Woody and co will make you heartily smile in the heartfelt and wholesome fourth outing.
For years, the Toy Story franchise has been a much-loved saga for audiences young and old. You would be forgiven for being slightly apprehensive in the arrival of a fourth instalment after nine years of being off the grid. Was it really a good idea to bring back Woody and co after so long? What could they seriously add to the story that hasn’t already been told? Fear not, Pixar and the reliable hands of Josh Cooley and screenwriters Rashida Jones, Andrew Stanton, Will McCormack and Stephany Falsom have given us all a reason to heartily smile once more at Woody’s paternal instincts for his new kid.
Now under the ownership of Bonnie, Woody (Tom Hanks), Buzz (Tim Allen) and the rest of the gang are still going strong. On Bonnie’s first day at nursery, Woody is fraught with worry that Bonnie just won’t be able to cope so he sneaks into her bag to keep an eye on her. Before too long, Bonnie gets her chance to create her own toy, Forky (Tony Hale) and like a security blanket this plastic fork made out of trash, despite trying to escape into the bin every time her back is turned, becomes her crutch of comfort.
Despite being neglected in favour of this new toy, Woody and co only want to keep Bonnie happy. So, whilst on a trip away, surprise surprise, Forky goes missing in the midst of a carnival, and Woody and gang are forced into a rather unpleasant situation in his retrieval when they encounter some creepy abandoned toys in an antique shop.
The running theme for the franchise plays out the same in the fourth, it tends to rehash the same values of abandoned toys for new ones, but thanks to clever writing that digs deep into the pit of the stomach for a belly laugh or two it remains heartfelt and wholesome rounded off with a big cuddly hug from your favourite childhood teddy bear.
As well as the returning characters of Woody (Hanks), Buzz Lightyear (Allen) homage is paid to the toys of the past with nice little flashback sequences to their time with Andy. However, it’s the newest characters on the block which truly are the scene stealers, particularly that of Keanu Reeves Duke Caboom and comedy duo Jordan Peele and Keegan-Michael Key as Bunny and Duckie. Other new characters aren’t so friendly including the doll, Gabby Gabby (Christina Hendricks) and her Hench ventriloquist puppets who quite frankly, freaked the shit out of me, so let that be a warning for those under the age of at least 5.
This time, the toys have become the parents, having reached a certain maturity not only have they peaked but so has the franchise.
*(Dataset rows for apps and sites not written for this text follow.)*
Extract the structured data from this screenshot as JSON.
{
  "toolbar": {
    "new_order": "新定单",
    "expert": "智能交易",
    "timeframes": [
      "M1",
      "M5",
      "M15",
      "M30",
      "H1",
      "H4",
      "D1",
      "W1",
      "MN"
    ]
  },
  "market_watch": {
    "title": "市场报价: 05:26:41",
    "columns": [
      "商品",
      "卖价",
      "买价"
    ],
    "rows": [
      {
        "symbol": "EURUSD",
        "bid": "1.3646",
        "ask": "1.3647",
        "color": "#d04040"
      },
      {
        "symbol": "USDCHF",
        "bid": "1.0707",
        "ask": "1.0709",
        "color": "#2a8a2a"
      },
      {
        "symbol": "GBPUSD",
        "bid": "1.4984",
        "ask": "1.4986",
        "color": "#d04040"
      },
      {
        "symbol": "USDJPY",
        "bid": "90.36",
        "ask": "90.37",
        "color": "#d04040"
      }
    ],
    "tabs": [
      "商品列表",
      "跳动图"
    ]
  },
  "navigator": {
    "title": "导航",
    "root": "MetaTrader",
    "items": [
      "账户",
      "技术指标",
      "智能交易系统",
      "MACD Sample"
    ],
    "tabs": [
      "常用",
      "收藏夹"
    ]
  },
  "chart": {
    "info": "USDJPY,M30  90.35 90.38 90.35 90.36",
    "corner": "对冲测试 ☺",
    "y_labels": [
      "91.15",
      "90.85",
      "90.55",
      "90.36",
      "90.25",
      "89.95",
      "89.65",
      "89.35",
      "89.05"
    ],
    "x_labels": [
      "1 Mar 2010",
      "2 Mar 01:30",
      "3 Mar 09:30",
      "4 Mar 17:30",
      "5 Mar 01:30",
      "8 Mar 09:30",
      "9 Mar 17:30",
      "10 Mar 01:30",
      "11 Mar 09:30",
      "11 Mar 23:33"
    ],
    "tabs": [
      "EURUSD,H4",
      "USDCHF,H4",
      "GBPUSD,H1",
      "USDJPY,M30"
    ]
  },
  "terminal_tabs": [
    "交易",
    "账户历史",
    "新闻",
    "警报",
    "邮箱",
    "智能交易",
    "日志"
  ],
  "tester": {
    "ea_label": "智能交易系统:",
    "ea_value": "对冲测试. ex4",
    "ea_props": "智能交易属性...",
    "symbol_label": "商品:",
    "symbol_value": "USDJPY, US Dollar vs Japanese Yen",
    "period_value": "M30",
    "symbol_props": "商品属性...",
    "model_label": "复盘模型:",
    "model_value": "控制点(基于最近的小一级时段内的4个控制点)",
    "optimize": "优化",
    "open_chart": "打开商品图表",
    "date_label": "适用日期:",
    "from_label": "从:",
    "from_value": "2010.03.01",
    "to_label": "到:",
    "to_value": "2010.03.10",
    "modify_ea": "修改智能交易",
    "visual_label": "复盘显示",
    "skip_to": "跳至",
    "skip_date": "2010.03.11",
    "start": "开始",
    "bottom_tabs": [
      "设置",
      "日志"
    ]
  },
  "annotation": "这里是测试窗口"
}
It hits all the right gender equality notes that seem more of a trend in our current climate than just a natural happening and it stays lovingly loyal to the characters we’ve all come to cherish over the past 24 years, but it may just be time to tuck our childhood memories into a box and say goodnight.
Toy Story 4 hits cinemas June 21st